While the invention has been particularly shown and described with reference to preferred embodiments thereof, it will be understood by those skilled in the art that the foregoing and other changes in the form and details may be made therein without departing from the spirit and scope of the invention.
What is claimed is:
1. In the receiving station of a communications system capable of responding to a plurality of carrier signals of different frequencies and having a plurality of receivers, one tuned to each carrier, means for each receiver to determine modulation on its carrier, comprising:
a plurality of filters tuned to sections of the frequency spectrum of the modulated carrier;
an integrator responsive to the output of each said filter;
an adder to sum the outputs of said integrators; and,
a circuit triggerable by the sum signal generated by said adder.
2. The combination of claim 1 wherein said filters cover the entire frequency spectrum of the modulated carrier.
3. The combination of claim 1 wherein the tuning of said filters provides overlap of response.
4. The combination of claim 1 wherein said filters are of the band-pass type.
5. The combination of claim 1 wherein said triggerable circuit comprises a flip-flop.
6. The combination of claim 1 and,
complementing means for the voltage from each said integrator; and,
means to select between the voltage of each said integrator and each said complement means; and,
wherein said adder sums the outputs of-said selecting means.
7. In the receiving station of a communications system including a plurality of receivers each tuned to a different carrier frequency and a single demodulator-indicator switchable among the receivers, means to control the switching so as to connect the demodulator-indicator to the receiver responding to a modulated carrier, comprising:
a plurality of band-pass filters associated with each receiver and each responsive to a portion of the energy spectrum of the modulated carrier;
means to sum the outputs of said filters; and
means to connect said summing means as a control for the receiver switching.
8. The combination of claim 7 wherein said connecting means comprises:
a bistable state circuit triggerable in response to a prescribed output from said summing means;
a switch connected to the demodulator-indicator; and,
a relay connected to said switch and responsive to the triggered one of said bistable state circuits to connect said switch to the corresponding receiver.
References Cited by the Examiner UNITED STATES PATENTS 2,966,585 12/1960 Schultz 325-304 KATHLEEN H. CLAFFY, Primary Examiner.
ROBERT H. ROSE, Examiner.
R. S. BELL, Assistant Examiner.
|Cited Patent||Filing date||Publication date||Applicant||Title|
|US2966585 *||Aug 19, 1957||Dec 27, 1960||Motorola Inc||Receiving system|
|Citing Patent||Filing date||Publication date||Applicant||Title|

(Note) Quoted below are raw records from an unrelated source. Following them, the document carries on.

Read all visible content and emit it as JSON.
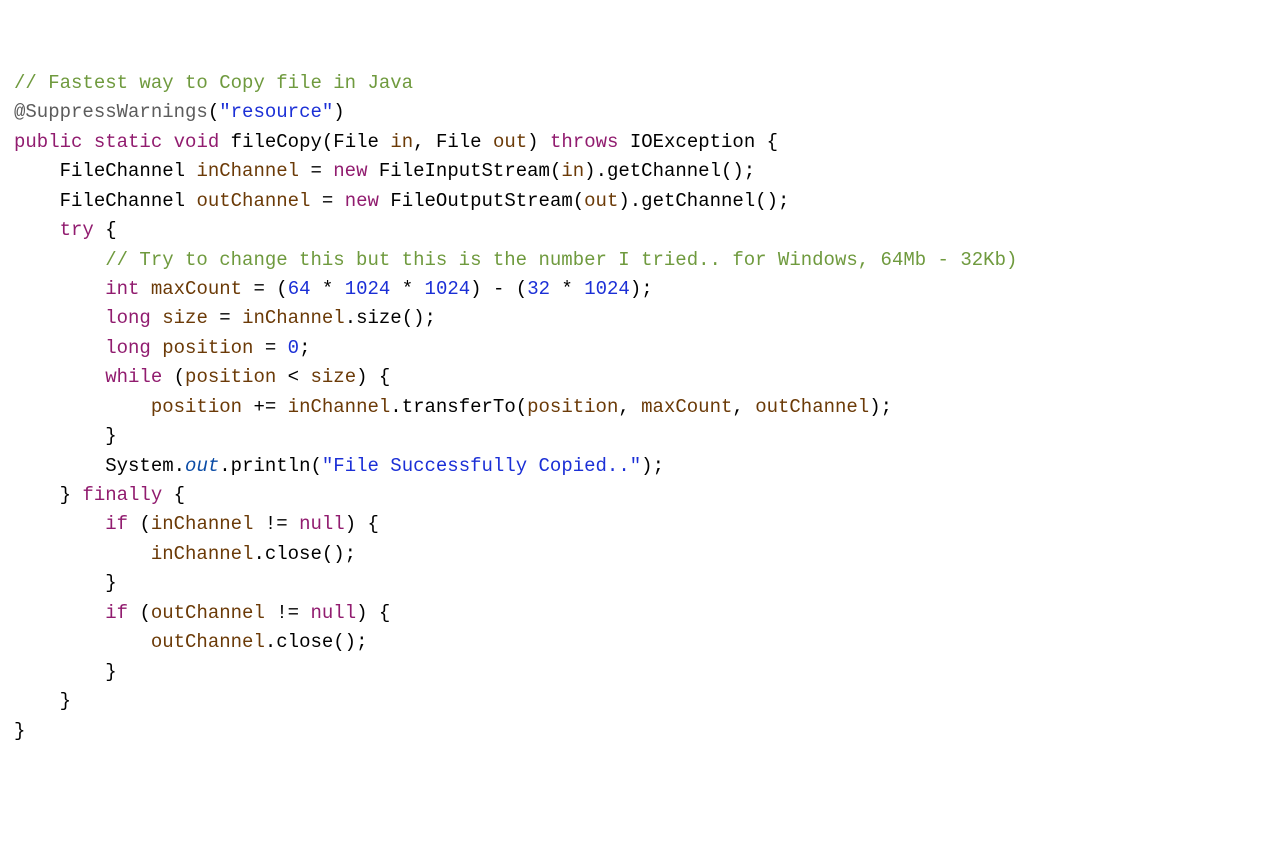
{
  "code": {
    "c1": "// Fastest way to Copy file in Java",
    "annot": "@SuppressWarnings",
    "annotArg": "\"resource\"",
    "kw_public": "public",
    "kw_static": "static",
    "kw_void": "void",
    "fn_name": "fileCopy",
    "type_File": "File",
    "param_in": "in",
    "param_out": "out",
    "kw_throws": "throws",
    "type_IOException": "IOException",
    "lbrace": "{",
    "rbrace": "}",
    "type_FileChannel": "FileChannel",
    "var_inChannel": "inChannel",
    "eq": "=",
    "kw_new": "new",
    "type_FileInputStream": "FileInputStream",
    "type_FileOutputStream": "FileOutputStream",
    "m_getChannel": ".getChannel()",
    "semi": ";",
    "var_outChannel": "outChannel",
    "kw_try": "try",
    "c2": "// Try to change this but this is the number I tried.. for Windows, 64Mb - 32Kb)",
    "kw_int": "int",
    "var_maxCount": "maxCount",
    "expr_max_open": "(",
    "num_64": "64",
    "star": "*",
    "num_1024a": "1024",
    "num_1024b": "1024",
    "expr_max_mid": ") - (",
    "num_32": "32",
    "num_1024c": "1024",
    "expr_max_close": ")",
    "kw_long": "long",
    "var_size": "size",
    "m_size": ".size()",
    "var_position": "position",
    "num_0": "0",
    "kw_while": "while",
    "lt": "<",
    "pluseq": "+=",
    "m_transferTo": ".transferTo(",
    "comma": ",",
    "close_paren": ")",
    "sys": "System",
    "out_field": "out",
    "m_println": ".println(",
    "str_success": "\"File Successfully Copied..\"",
    "kw_finally": "finally",
    "kw_if": "if",
    "neq": "!=",
    "kw_null": "null",
    "m_close": ".close()"
  }
}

|US3371225 *||Dec 28, 1964||Feb 27, 1968||Ibm||Clocking pulse rate detection circuitry|
|US3518549 *||Oct 24, 1965||Jun 30, 1970||Sits Soc It Telecom Siemens||Automatic protection switching system for communication channels|
|US4276653 *||Apr 12, 1979||Jun 30, 1981||Staat Der Nederlanden (Staatsbedrijf Der Posterijen, Telegrafie En Telefonie)||Device for receiving radio call messages|
|US4403343 *||Sep 28, 1981||Sep 6, 1983||Clarion Co., Ltd.||Diversity receiver|
|US4596045 *||May 15, 1984||Jun 17, 1986||Deutsche Thomson-Brandt Gmbh||Input circuit for television receiver|
|US4942591 *||Mar 7, 1989||Jul 17, 1990||Agilis Corporation||Multiple phase PSK demodulator|
|International Classification||H04B7/02, H04B7/08, H04B7/12|
|Cooperative Classification||H04B7/12, H04B7/082|
|European Classification||H04B7/08B4B, H04B7/12|